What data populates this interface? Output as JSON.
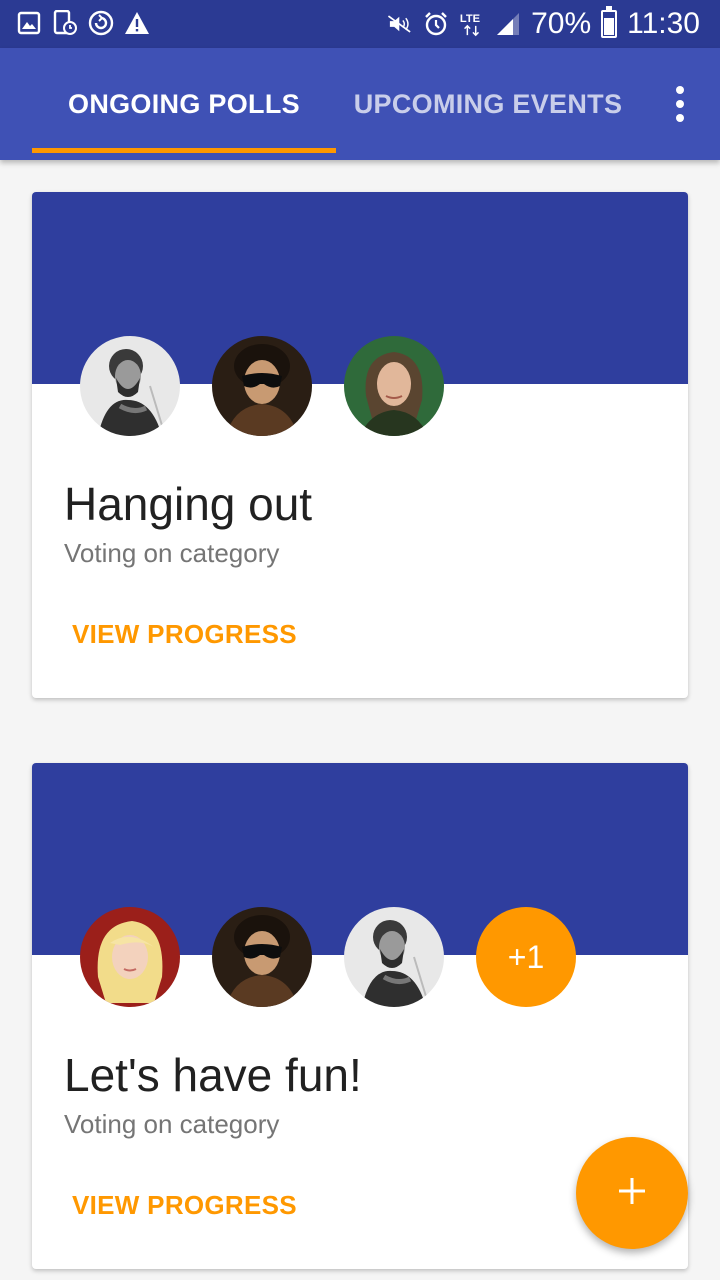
{
  "status_bar": {
    "battery_percent": "70%",
    "time": "11:30",
    "network": "LTE",
    "left_icons": [
      "gallery-icon",
      "device-clock-icon",
      "sync-icon",
      "warning-icon"
    ],
    "right_icons": [
      "mute-icon",
      "alarm-icon",
      "lte-icon",
      "signal-icon",
      "battery-icon"
    ]
  },
  "app_bar": {
    "tabs": [
      {
        "label": "ONGOING POLLS",
        "selected": true
      },
      {
        "label": "UPCOMING EVENTS",
        "selected": false
      }
    ],
    "overflow_icon": "more-vert-icon"
  },
  "polls": [
    {
      "title": "Hanging out",
      "subtitle": "Voting on category",
      "action": "VIEW PROGRESS",
      "participants": [
        "bearded-man-violin",
        "man-sunglasses",
        "woman-brown-hair"
      ]
    },
    {
      "title": "Let's have fun!",
      "subtitle": "Voting on category",
      "action": "VIEW PROGRESS",
      "participants": [
        "blonde-woman",
        "man-sunglasses",
        "bearded-man-violin"
      ],
      "more_count": "+1"
    }
  ],
  "fab": {
    "icon": "add-icon"
  },
  "colors": {
    "status_bar": "#2b3a93",
    "primary": "#3f51b5",
    "card_header": "#2f3e9e",
    "accent": "#ff9800",
    "title_text": "#212121",
    "subtitle_text": "#757575"
  }
}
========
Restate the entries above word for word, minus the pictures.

What data populates this interface? Output as JSON.
{
  "status_bar": {
    "battery_percent": "70%",
    "time": "11:30",
    "network": "LTE",
    "left_icons": [
      "gallery-icon",
      "device-clock-icon",
      "sync-icon",
      "warning-icon"
    ],
    "right_icons": [
      "mute-icon",
      "alarm-icon",
      "lte-icon",
      "signal-icon",
      "battery-icon"
    ]
  },
  "app_bar": {
    "tabs": [
      {
        "label": "ONGOING POLLS",
        "selected": true
      },
      {
        "label": "UPCOMING EVENTS",
        "selected": false
      }
    ],
    "overflow_icon": "more-vert-icon"
  },
  "polls": [
    {
      "title": "Hanging out",
      "subtitle": "Voting on category",
      "action": "VIEW PROGRESS",
      "participants": [
        "bearded-man-violin",
        "man-sunglasses",
        "woman-brown-hair"
      ]
    },
    {
      "title": "Let's have fun!",
      "subtitle": "Voting on category",
      "action": "VIEW PROGRESS",
      "participants": [
        "blonde-woman",
        "man-sunglasses",
        "bearded-man-violin"
      ],
      "more_count": "+1"
    }
  ],
  "fab": {
    "icon": "add-icon"
  },
  "colors": {
    "status_bar": "#2b3a93",
    "primary": "#3f51b5",
    "card_header": "#2f3e9e",
    "accent": "#ff9800",
    "title_text": "#212121",
    "subtitle_text": "#757575"
  }
}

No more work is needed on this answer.